A group of Swedish technology entrepreneurs and academics have joined forces to accelerate the research and development of an artificial intelligence-based, semi-autonomous system for planning and executing more energy efficient sea voyages.
The Via Kaizen project is funded by the Swedish Transport Administration, Trafikverket and is being coordinated by CIT Industriell Energi AB.
Ship propulsion optimisation firm Lean Marine and AI-application developers Molflow have been collaborating with academics from the Chalmers University of Technology in Gothenburg to develop the new AI-powered, semi-autonomous system for planning and executing more energy efficient sea voyages since the project commenced in August this year.
Lean Marine’s FuelOpt and Fleet Analytics technology and Molflow’s Slipstream technology claim to enable a higher degree of digitalisation and automation in vessel operations. The ‘on top’ propulsion automation system FuelOpt optimises the propulsion line dynamically, in real-time, based on orders given by the AI system that has been developed within the scope of the Via Kaizen project. In addition, the FuelOpt system gathers data from the AI system and other signals onboard. The vast amount of vessel data collected is then fed into Lean Marine’s cloud-based performance management platform Fleet Analytics where it will be shared with Molflow’s vessel modelling system, Slipstream.
Joakim Möller, founder of Molflow, commented: “Molflow is committed to attaining the best use of the information hidden in the big data sets. In the Via Kaizen project, Slipstream will be trained on ship data available from Lean Marine’s Fleet Analytics platform and will describe the vessel performance in different conditions with deep learning technologies. Our Slipstream system will then be able to determine, given the constraints of the route and the ship, the most energy efficient voyage and calculate the commands that need to be set to reach the destination with the least possible amount of fuel consumed.”
Linus Ideskog, director of development at Lean Marine, comments: “Once the perfect simulated journey is determined, FuelOpt steps in and creates an interface between the captain and the AI-based voyage planning solution, empowering them to cooperate and execute the voyage accordingly. FuelOpt will act as a key enabler in AI-powered voyages thanks to its ability to automatically and directly optimise the propulsion line based on commands set by the captain and/or sent by the AI voyage optimization solution, in this case from SlipStream.”
From an academic perspective, naval architect researchers at the Chalmers University of Technology are working in close collaboration with Lean Marine and Molflow on the development of new methods, models, and algorithms.
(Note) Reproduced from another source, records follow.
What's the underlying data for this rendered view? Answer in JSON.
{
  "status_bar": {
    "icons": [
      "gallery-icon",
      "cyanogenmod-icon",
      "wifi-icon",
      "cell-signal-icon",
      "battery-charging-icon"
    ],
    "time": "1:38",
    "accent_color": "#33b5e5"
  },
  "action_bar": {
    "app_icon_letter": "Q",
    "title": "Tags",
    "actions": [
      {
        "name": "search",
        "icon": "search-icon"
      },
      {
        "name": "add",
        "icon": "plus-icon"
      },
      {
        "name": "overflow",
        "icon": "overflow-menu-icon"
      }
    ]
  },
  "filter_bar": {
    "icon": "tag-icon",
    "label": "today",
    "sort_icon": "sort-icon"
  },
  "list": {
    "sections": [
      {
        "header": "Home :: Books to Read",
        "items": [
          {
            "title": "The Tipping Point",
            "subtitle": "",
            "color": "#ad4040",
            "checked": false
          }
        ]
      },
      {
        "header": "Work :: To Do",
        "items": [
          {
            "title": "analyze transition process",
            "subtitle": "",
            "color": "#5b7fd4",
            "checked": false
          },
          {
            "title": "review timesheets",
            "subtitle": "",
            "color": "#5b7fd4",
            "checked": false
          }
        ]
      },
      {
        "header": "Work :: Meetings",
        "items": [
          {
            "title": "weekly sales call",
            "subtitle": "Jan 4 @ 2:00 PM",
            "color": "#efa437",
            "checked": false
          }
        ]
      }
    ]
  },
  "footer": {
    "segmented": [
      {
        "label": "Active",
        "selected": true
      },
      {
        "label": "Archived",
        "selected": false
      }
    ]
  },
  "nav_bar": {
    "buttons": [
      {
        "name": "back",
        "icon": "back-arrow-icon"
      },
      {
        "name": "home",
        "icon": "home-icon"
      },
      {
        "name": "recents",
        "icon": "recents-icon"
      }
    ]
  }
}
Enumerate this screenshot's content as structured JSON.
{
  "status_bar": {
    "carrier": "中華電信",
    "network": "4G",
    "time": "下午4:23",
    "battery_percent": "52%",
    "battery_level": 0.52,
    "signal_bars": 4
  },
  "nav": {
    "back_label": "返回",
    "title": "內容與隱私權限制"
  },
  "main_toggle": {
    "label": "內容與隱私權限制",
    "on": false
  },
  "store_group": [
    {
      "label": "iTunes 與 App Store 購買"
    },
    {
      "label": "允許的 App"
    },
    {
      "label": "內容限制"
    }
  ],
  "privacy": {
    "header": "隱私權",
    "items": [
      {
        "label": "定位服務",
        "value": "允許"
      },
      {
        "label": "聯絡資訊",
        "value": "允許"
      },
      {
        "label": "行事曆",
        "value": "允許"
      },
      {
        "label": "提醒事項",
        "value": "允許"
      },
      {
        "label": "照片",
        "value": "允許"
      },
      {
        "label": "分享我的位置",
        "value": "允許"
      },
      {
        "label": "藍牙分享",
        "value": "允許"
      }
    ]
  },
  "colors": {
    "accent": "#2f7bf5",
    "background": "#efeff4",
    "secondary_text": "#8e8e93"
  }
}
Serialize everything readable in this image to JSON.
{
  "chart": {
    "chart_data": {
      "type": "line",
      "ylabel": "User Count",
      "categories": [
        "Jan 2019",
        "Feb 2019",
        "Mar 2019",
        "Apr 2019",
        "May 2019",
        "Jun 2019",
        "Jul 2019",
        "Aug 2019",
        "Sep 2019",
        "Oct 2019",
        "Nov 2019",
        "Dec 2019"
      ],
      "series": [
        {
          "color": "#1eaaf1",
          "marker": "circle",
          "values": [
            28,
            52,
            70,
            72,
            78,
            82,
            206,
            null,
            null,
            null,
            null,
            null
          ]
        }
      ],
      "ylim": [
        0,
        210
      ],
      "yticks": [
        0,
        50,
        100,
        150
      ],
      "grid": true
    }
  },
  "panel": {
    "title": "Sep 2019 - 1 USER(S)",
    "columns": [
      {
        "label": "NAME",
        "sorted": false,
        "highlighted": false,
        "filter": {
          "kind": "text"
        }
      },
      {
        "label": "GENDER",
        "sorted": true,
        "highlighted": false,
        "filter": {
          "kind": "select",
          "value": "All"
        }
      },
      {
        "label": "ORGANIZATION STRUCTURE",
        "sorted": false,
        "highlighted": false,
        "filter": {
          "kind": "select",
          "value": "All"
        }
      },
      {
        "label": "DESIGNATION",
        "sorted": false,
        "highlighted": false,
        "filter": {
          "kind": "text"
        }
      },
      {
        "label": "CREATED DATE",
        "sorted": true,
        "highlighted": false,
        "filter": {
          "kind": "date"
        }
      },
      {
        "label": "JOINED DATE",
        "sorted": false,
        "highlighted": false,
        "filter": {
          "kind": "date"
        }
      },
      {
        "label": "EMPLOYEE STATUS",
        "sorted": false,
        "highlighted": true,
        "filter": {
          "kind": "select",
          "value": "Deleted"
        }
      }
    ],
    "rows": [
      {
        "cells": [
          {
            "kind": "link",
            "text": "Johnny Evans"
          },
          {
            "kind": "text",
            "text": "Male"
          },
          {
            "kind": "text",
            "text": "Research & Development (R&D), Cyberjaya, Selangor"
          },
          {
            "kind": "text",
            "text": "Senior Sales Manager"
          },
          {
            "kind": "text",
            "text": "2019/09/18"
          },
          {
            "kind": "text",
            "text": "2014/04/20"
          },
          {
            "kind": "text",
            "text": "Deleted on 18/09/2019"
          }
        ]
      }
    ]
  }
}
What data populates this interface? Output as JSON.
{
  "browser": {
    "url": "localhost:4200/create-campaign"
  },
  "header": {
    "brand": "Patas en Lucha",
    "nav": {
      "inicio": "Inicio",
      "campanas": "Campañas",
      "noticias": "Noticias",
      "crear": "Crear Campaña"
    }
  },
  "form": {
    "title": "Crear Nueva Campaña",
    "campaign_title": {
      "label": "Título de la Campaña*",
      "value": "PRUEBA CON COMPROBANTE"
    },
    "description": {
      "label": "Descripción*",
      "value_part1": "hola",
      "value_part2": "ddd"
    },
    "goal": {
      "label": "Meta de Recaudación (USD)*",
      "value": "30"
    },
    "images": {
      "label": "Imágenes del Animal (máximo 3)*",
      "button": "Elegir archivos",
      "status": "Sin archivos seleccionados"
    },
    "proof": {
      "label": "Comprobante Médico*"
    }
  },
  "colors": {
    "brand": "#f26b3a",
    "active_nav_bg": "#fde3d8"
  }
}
Researchers from social anthropology and human factors at Gothenburg University and Linnaeus University are conducting research on what happens to practices onboard and ashore as the new technology is implemented.
The Swedish Shipowners’ Association is also participating in the project, providing insights and input from the Swedish shipping industry and by contributing to the dissemination of research findings and development information to the Swedish maritime industry.
In addition to the project partners, a trio of shipowners and operators are involved in the Via Kaizen project, including chemical/product tanker owner and operator, Rederiet Stenersen and pure car and truck carrier owner and operator, UECC. By offering their vessels for technology and product validations, they will enable on-board testing, and the results will be directly evaluated within the scope of the project.
Mikael Laurin, CEO of Lean Marine, said: “The Via Kaizen project, funded by Swedish Transport Administration, brings industry experts, academia and ship owners/operators together to explore AI-powered ship operations in order to enable the most energy efficient voyages. We believe this project will contribute considerably to the reduction of emissions both from international and domestic transportation, importantly making Swedish shipping more sustainable and competitive in the long-term.”
Hannes von Knorring, project manager at CIT Industriell Energi, said:” The Swedish Transport Administration’s aim is to provide smooth, green and safe transportation to everyone, across all types of transport sectors. The shipping industry is hugely important both for the transport of passengers and goods in Sweden and worldwide. We are pleased to receive their support and funding to conduct the Via Kaizen project that will enhance vessel operations. The project involves a wide range of competences from industry and academia which enables us to apply a holistic approach to this research.”